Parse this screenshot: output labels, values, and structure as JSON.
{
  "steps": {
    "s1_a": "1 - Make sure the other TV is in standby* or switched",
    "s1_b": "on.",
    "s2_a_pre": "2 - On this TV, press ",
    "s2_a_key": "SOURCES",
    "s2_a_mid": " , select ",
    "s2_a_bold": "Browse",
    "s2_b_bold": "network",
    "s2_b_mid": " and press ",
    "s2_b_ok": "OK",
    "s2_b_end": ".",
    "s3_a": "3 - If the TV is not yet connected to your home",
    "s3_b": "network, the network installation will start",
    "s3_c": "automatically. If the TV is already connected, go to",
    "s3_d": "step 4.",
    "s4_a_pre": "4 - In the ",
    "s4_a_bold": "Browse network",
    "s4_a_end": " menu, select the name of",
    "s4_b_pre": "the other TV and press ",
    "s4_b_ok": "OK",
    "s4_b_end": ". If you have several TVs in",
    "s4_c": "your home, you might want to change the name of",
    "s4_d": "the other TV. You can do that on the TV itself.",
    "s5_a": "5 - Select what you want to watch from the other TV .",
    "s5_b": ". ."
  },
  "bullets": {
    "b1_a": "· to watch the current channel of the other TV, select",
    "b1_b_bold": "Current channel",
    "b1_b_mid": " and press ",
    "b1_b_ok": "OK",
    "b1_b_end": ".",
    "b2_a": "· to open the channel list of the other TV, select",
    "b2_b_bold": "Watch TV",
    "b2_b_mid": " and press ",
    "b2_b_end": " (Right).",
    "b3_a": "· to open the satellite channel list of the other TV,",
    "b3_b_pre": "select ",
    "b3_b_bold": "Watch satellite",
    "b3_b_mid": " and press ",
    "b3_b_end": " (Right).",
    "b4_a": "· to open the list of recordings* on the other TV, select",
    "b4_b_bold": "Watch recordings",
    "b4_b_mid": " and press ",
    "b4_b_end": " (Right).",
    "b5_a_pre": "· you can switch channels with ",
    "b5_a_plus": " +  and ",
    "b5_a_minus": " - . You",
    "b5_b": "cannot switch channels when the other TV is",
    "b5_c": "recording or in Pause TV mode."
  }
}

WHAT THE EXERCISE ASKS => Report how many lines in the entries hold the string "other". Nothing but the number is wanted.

ANSWER => 9